*Brief*: From the entries below, gather every line containing the string "command".

*Listed entries*:
============

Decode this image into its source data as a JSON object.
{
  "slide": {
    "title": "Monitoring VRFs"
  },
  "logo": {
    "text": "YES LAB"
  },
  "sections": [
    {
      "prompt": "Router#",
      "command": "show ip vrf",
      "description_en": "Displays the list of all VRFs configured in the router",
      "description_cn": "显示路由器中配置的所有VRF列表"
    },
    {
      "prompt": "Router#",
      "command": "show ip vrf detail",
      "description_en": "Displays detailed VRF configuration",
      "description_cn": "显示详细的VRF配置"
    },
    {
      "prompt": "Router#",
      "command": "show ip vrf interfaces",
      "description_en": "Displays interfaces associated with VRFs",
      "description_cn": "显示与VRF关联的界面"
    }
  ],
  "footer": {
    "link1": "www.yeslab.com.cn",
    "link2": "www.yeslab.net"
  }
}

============

*Response to this task*:
      "command": "show ip vrf",
      "command": "show ip vrf detail",
      "command": "show ip vrf interfaces",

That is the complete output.